He came into the world to replace the temple, the laws, the rules with the personal presence of God inside of you.  What does that look like?  It looks just like Jesus.  He was you, human completely and filled with divinity, and one of the phrases that they use about him is that he grew in age and wisdom.  He wasn’t just, poof, coming into the world as a little boy with all the knowledge of God.  No, he had to remain 100 percent human.  That was the core of his message.  If you take that away from him and make him too divine, you ruin it.  The thing you want to think about, when you think of Jesus as God, is he was so close to him, and that presence of God made him more and more and more like God until he was completely like God at the very end when he was absolutely filled with nothing, nothing but mercy and forgiveness and compassion.  So much resistance in Jesus’ life to his end, his failure, his being ridiculed and humiliated, and he despised it.  That was a phrase from the scripture last week.  He despised the shame of the cross, but he surrendered to it.  Why?  Because the final thing that God was doing inside of him, that he’s doing, thank God slowly, for all of us, and did it in a way slowly for God, is to limit, is to diminish the importance of our seeing my life, my world as I want it to be but surrendering to what it really is.  It’s not hard to surrender to what is wonderful and beautiful.  It’s really hard to surrender to what doesn’t seem to make sense at the moment, and those are the times of change, transformation, pain. To give in to failure, when you have the responsibility to save the world, it’s mindboggling.  He wasn’t just trying to do a good job and failed.  No, he felt he had the world on his shoulders, and he was there to transform it, and he didn’t think dying would be that advantageous until it happened.  And then everyone saw it, well, was shown it, and a very small percentage saw it for what it was, the key, the core surrender of your mind, body, spirit to a plan that is not yours but God’s.
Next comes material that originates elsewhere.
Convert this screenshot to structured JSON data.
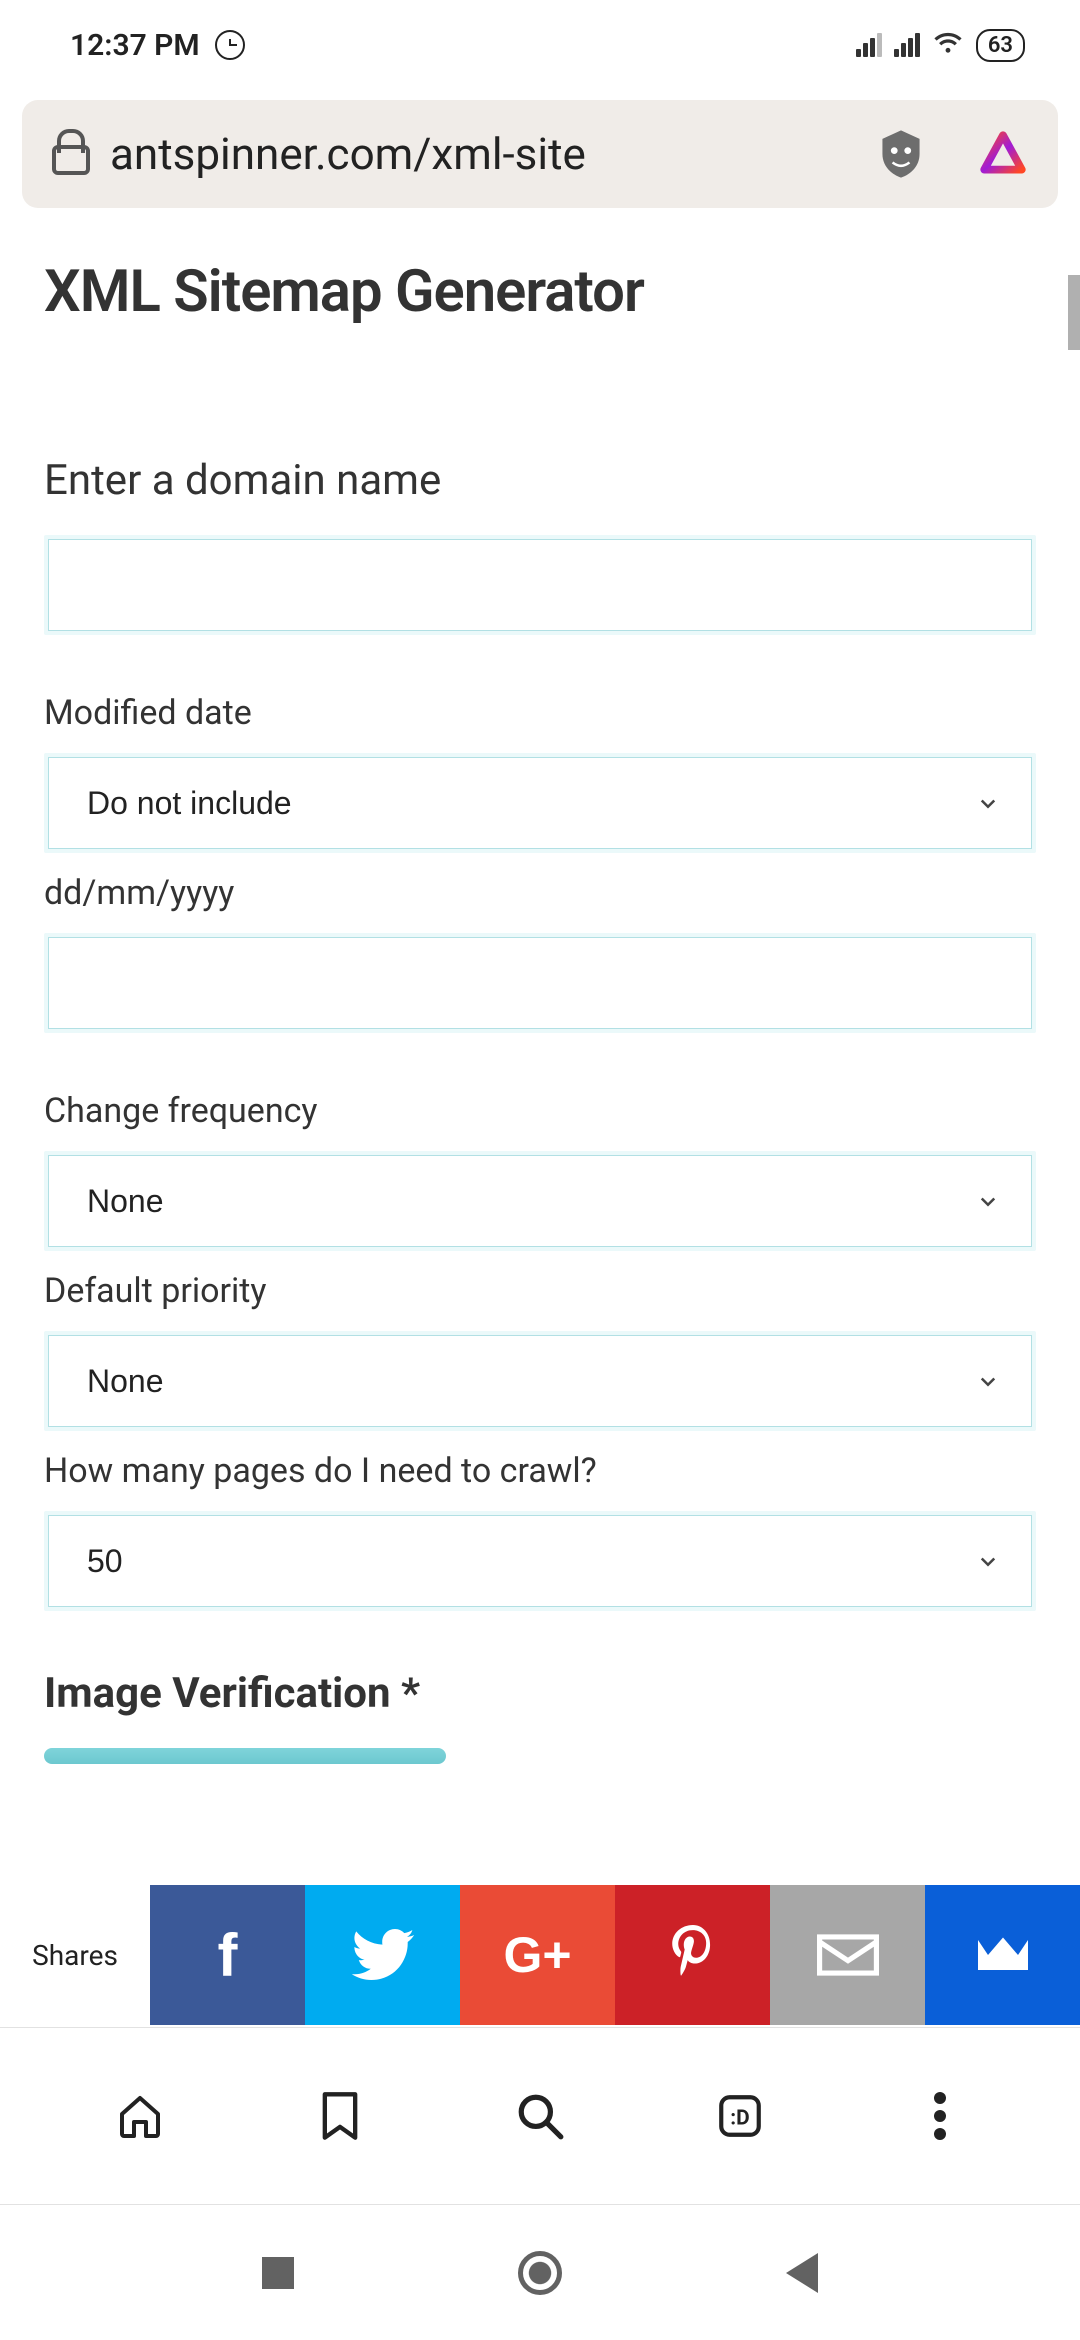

And when you see it, when you feel it, when you endure it, and you see the fruit of it, you begin to sense the fruit of it, that’s when you know.  That’s when you’ve already made the crossover.  You’ve already went through the opening.  You’re already on the other side of believing that the more important thing is not my success in the way I see it but success in the way it’s always been planned, the way I was intended to do my life.  And I think you’d say, “Well, what does that feel like?”  Well, just imagine being unconscious, lying in a tomb, waking up and standing up and resonating every piece of energy you ever longed to have, while you were alive, to transform people and going out there and being so incredibly successful.  Resurrection, Jesus walking around for 40 days, which could have been 40 months. It just means a very long time, and everywhere he went, he did exactly what he hoped he could do before his death and resurrection.  But he couldn’t, because he hadn’t yet completely gotten through the narrow gate.

 

Father, your wisdom, your love, your patience, your forgiveness, all of it so beautiful and so important for us to grasp to know how intimate you long to be with our journey here on this earth that you created for us, so please awaken our consciousness more and more to this intimacy that is not just a gift.  It is that, but it’s essential for making our journey to the place that you promised for all of us, a place of great blessings and peace, joy and love. And we ask this in Jesus’ name, amen.

 
Madeleine Sis